Structural Sensitivity in HIV Modeling: A Case Study of Vaccination

Professor Margaret Brandeau from Stanford University will present a special seminar for the Department of Statistical Sciences, entitled, "Structural Sensitivity in HIV Modeling: A Case Study of Vaccination".

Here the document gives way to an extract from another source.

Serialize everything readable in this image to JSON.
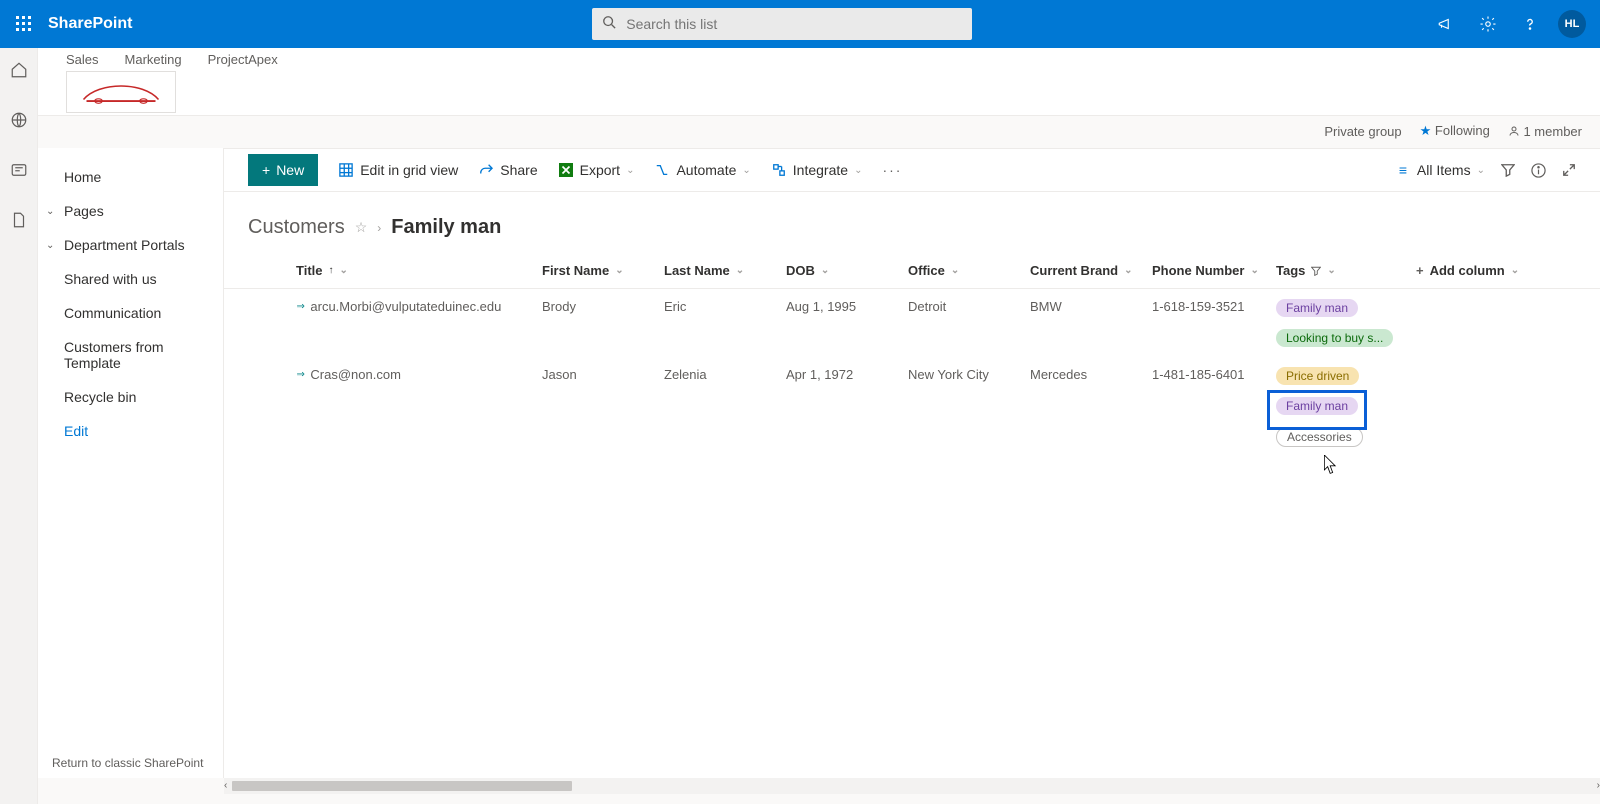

Many potential HIV prevention and treatment policies are evaluated using epidemic models, instantiated using the best available data. However, structural assumptions in such models, such as the choice of network or compartmental model type or the inclusion of different types of heterogeneity across individuals, might affect model predictions as much as or more than the choice of input parameters. We explore the potential implications of structural assumptions on HIV model predictions and policy conclusions. We perform a case study of the effects of a hypothetical HIV vaccine in multiple population subgroups over eight related transmission models, which we sequentially modify to vary over two dimensions: parameter complexity (e.g., the inclusion of age and HCV comorbidity) and contact/simulation complexity (e.g., aggregated compartmental vs. individual/disaggregated compartmental vs. network models). We find that estimates of HIV incidence reductions from network models and individual compartmental models vary, but those differences are overwhelmed by the differences in HIV incidence between such models and the aggregated compartmental models (which aggregate groups of individuals into compartments). For aggregated compartmental models, the differences introduced by parameter complexity also translate into substantial differences in cost-effectiveness estimates. Parameter complexity does not appear to play a consistent role in differentiating the projections of network models.

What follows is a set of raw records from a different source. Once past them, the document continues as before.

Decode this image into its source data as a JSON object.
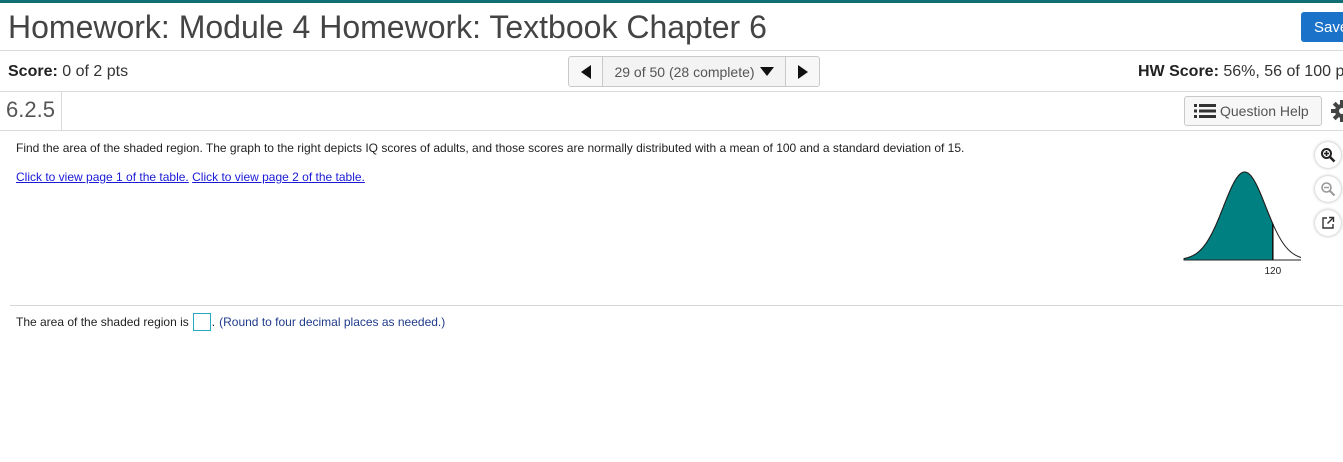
{
  "header": {
    "title": "Homework: Module 4 Homework: Textbook Chapter 6",
    "save_label": "Save"
  },
  "score_bar": {
    "score_label": "Score:",
    "score_value": "0 of 2 pts",
    "nav_label": "29 of 50 (28 complete)",
    "hw_score_label": "HW Score:",
    "hw_score_value": "56%, 56 of 100 p"
  },
  "question_bar": {
    "number": "6.2.5",
    "help_label": "Question Help"
  },
  "question": {
    "prompt": "Find the area of the shaded region. The graph to the right depicts IQ scores of adults, and those scores are normally distributed with a mean of 100 and a standard deviation of 15.",
    "link_page1": "Click to view page 1 of the table.",
    "link_page2": "Click to view page 2 of the table.",
    "graph_tick_label": "120",
    "answer_prefix": "The area of the shaded region is",
    "answer_value": "",
    "answer_suffix_punct": ".",
    "answer_hint": "(Round to four decimal places as needed.)"
  },
  "colors": {
    "accent": "#0f6f73",
    "save_button": "#1a73c8",
    "shaded_region": "#008080",
    "link": "#1a1ad6"
  },
  "icons": [
    "chevron-left-icon",
    "chevron-right-icon",
    "caret-down-icon",
    "list-icon",
    "gear-icon",
    "zoom-in-icon",
    "zoom-out-icon",
    "external-link-icon"
  ]
}
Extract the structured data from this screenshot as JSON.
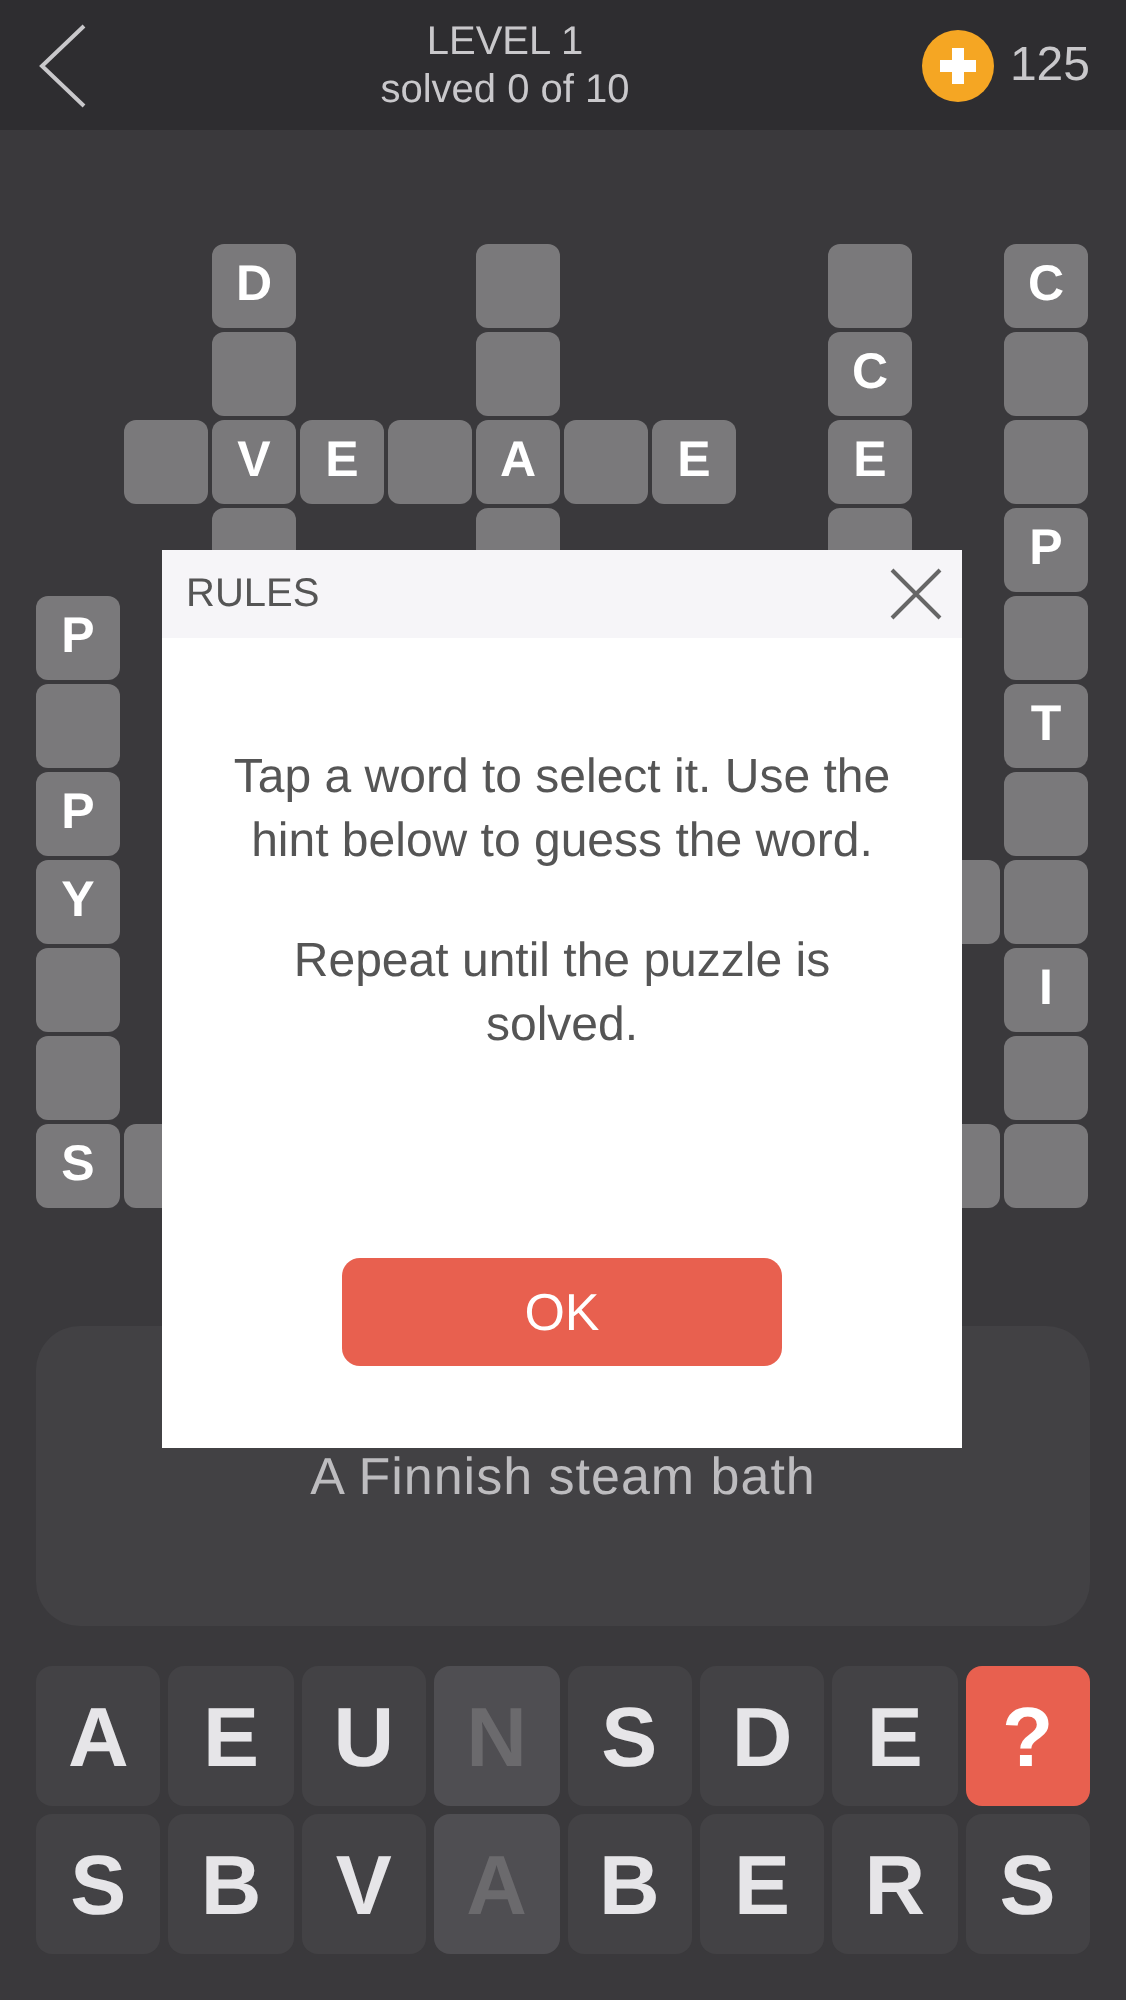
{
  "header": {
    "title": "LEVEL 1",
    "subtitle": "solved 0 of 10",
    "coins": "125"
  },
  "grid": [
    [
      {
        "kind": "gap"
      },
      {
        "kind": "gap"
      },
      {
        "kind": "tile",
        "letter": "D"
      },
      {
        "kind": "gap"
      },
      {
        "kind": "gap"
      },
      {
        "kind": "tile"
      },
      {
        "kind": "gap"
      },
      {
        "kind": "gap"
      },
      {
        "kind": "gap"
      },
      {
        "kind": "tile"
      },
      {
        "kind": "gap"
      },
      {
        "kind": "tile",
        "letter": "C"
      }
    ],
    [
      {
        "kind": "gap"
      },
      {
        "kind": "gap"
      },
      {
        "kind": "tile"
      },
      {
        "kind": "gap"
      },
      {
        "kind": "gap"
      },
      {
        "kind": "tile"
      },
      {
        "kind": "gap"
      },
      {
        "kind": "gap"
      },
      {
        "kind": "gap"
      },
      {
        "kind": "tile",
        "letter": "C"
      },
      {
        "kind": "gap"
      },
      {
        "kind": "tile"
      }
    ],
    [
      {
        "kind": "gap"
      },
      {
        "kind": "tile"
      },
      {
        "kind": "tile",
        "letter": "V"
      },
      {
        "kind": "tile",
        "letter": "E"
      },
      {
        "kind": "tile"
      },
      {
        "kind": "tile",
        "letter": "A"
      },
      {
        "kind": "tile"
      },
      {
        "kind": "tile",
        "letter": "E"
      },
      {
        "kind": "gap"
      },
      {
        "kind": "tile",
        "letter": "E"
      },
      {
        "kind": "gap"
      },
      {
        "kind": "tile"
      }
    ],
    [
      {
        "kind": "gap"
      },
      {
        "kind": "gap"
      },
      {
        "kind": "tile"
      },
      {
        "kind": "gap"
      },
      {
        "kind": "gap"
      },
      {
        "kind": "tile"
      },
      {
        "kind": "gap"
      },
      {
        "kind": "gap"
      },
      {
        "kind": "gap"
      },
      {
        "kind": "tile"
      },
      {
        "kind": "gap"
      },
      {
        "kind": "tile",
        "letter": "P"
      }
    ],
    [
      {
        "kind": "tile",
        "letter": "P"
      },
      {
        "kind": "gap"
      },
      {
        "kind": "gap"
      },
      {
        "kind": "gap"
      },
      {
        "kind": "gap"
      },
      {
        "kind": "gap"
      },
      {
        "kind": "gap"
      },
      {
        "kind": "gap"
      },
      {
        "kind": "gap"
      },
      {
        "kind": "gap"
      },
      {
        "kind": "gap"
      },
      {
        "kind": "tile"
      }
    ],
    [
      {
        "kind": "tile"
      },
      {
        "kind": "gap"
      },
      {
        "kind": "gap"
      },
      {
        "kind": "gap"
      },
      {
        "kind": "gap"
      },
      {
        "kind": "gap"
      },
      {
        "kind": "gap"
      },
      {
        "kind": "gap"
      },
      {
        "kind": "gap"
      },
      {
        "kind": "gap"
      },
      {
        "kind": "gap"
      },
      {
        "kind": "tile",
        "letter": "T"
      }
    ],
    [
      {
        "kind": "tile",
        "letter": "P"
      },
      {
        "kind": "gap"
      },
      {
        "kind": "gap"
      },
      {
        "kind": "gap"
      },
      {
        "kind": "gap"
      },
      {
        "kind": "gap"
      },
      {
        "kind": "gap"
      },
      {
        "kind": "gap"
      },
      {
        "kind": "gap"
      },
      {
        "kind": "gap"
      },
      {
        "kind": "gap"
      },
      {
        "kind": "tile"
      }
    ],
    [
      {
        "kind": "tile",
        "letter": "Y"
      },
      {
        "kind": "gap"
      },
      {
        "kind": "gap"
      },
      {
        "kind": "gap"
      },
      {
        "kind": "gap"
      },
      {
        "kind": "gap"
      },
      {
        "kind": "gap"
      },
      {
        "kind": "gap"
      },
      {
        "kind": "gap"
      },
      {
        "kind": "gap"
      },
      {
        "kind": "tile"
      },
      {
        "kind": "tile"
      }
    ],
    [
      {
        "kind": "tile"
      },
      {
        "kind": "gap"
      },
      {
        "kind": "gap"
      },
      {
        "kind": "gap"
      },
      {
        "kind": "gap"
      },
      {
        "kind": "gap"
      },
      {
        "kind": "gap"
      },
      {
        "kind": "gap"
      },
      {
        "kind": "gap"
      },
      {
        "kind": "gap"
      },
      {
        "kind": "gap"
      },
      {
        "kind": "tile",
        "letter": "I"
      }
    ],
    [
      {
        "kind": "tile"
      },
      {
        "kind": "gap"
      },
      {
        "kind": "gap"
      },
      {
        "kind": "gap"
      },
      {
        "kind": "gap"
      },
      {
        "kind": "gap"
      },
      {
        "kind": "gap"
      },
      {
        "kind": "gap"
      },
      {
        "kind": "gap"
      },
      {
        "kind": "gap"
      },
      {
        "kind": "gap"
      },
      {
        "kind": "tile"
      }
    ],
    [
      {
        "kind": "tile",
        "letter": "S"
      },
      {
        "kind": "tile"
      },
      {
        "kind": "gap"
      },
      {
        "kind": "gap"
      },
      {
        "kind": "gap"
      },
      {
        "kind": "gap"
      },
      {
        "kind": "gap"
      },
      {
        "kind": "gap"
      },
      {
        "kind": "gap"
      },
      {
        "kind": "gap"
      },
      {
        "kind": "tile"
      },
      {
        "kind": "tile"
      }
    ]
  ],
  "hint": "A Finnish steam bath",
  "keyboard": {
    "rows": [
      {
        "keys": [
          {
            "kind": "letter",
            "label": "A",
            "used": false
          },
          {
            "kind": "letter",
            "label": "E",
            "used": false
          },
          {
            "kind": "letter",
            "label": "U",
            "used": false
          },
          {
            "kind": "letter",
            "label": "N",
            "used": true
          },
          {
            "kind": "letter",
            "label": "S",
            "used": false
          },
          {
            "kind": "letter",
            "label": "D",
            "used": false
          },
          {
            "kind": "letter",
            "label": "E",
            "used": false
          },
          {
            "kind": "help",
            "label": "?"
          }
        ]
      },
      {
        "keys": [
          {
            "kind": "letter",
            "label": "S",
            "used": false
          },
          {
            "kind": "letter",
            "label": "B",
            "used": false
          },
          {
            "kind": "letter",
            "label": "V",
            "used": false
          },
          {
            "kind": "letter",
            "label": "A",
            "used": true
          },
          {
            "kind": "letter",
            "label": "B",
            "used": false
          },
          {
            "kind": "letter",
            "label": "E",
            "used": false
          },
          {
            "kind": "letter",
            "label": "R",
            "used": false
          },
          {
            "kind": "letter",
            "label": "S",
            "used": false
          }
        ]
      }
    ]
  },
  "dialog": {
    "title": "RULES",
    "paragraphs": [
      "Tap a word to select it. Use the hint below to guess the word.",
      "Repeat until the puzzle is solved."
    ],
    "button": "OK"
  }
}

Professor Margaret Brandeau is the Coleman F. Fung Professor in the School of Engineering and a Professor of Medicine (by Courtesy) at Stanford University. Her research focuses on the development of applied mathematical and economic models to support health policy decisions. Her recent work has focused on HIV prevention and treatment programs, programs to control the spread of hepatitis B virus, and public health preparedness plans. 

She is a Fellow of the Institute for Operations Research and Management Science (INFORMS) and a member of the Omega Rho International Honor Society for Operations Research and Management Science. From INFORMS she has received the President’s Award (recognizing important contributions to the welfare of society), the Pierskalla Prize (for research excellence in health care management science), the Philip McCord Morse Lectureship Award, and the Award for the Advancement of Women in Operations Research and the Management Sciences. She has also received the Award for Excellence in Application of Pharmacoeconomics and Health Outcomes Research from the International Society for Pharmacoeconomics and Outcomes Research, and a Presidential Young Investigator Award from the National Science Foundation, among other awards. Professor Brandeau earned a BS in Mathematics and an MS in Operations Research from MIT, and a PhD in Engineering-Economic Systems from Stanford.


Wed, 22 Nov 2017 - 13:00

PD Hahn Building, Room 6.61, Upper Campus, UCT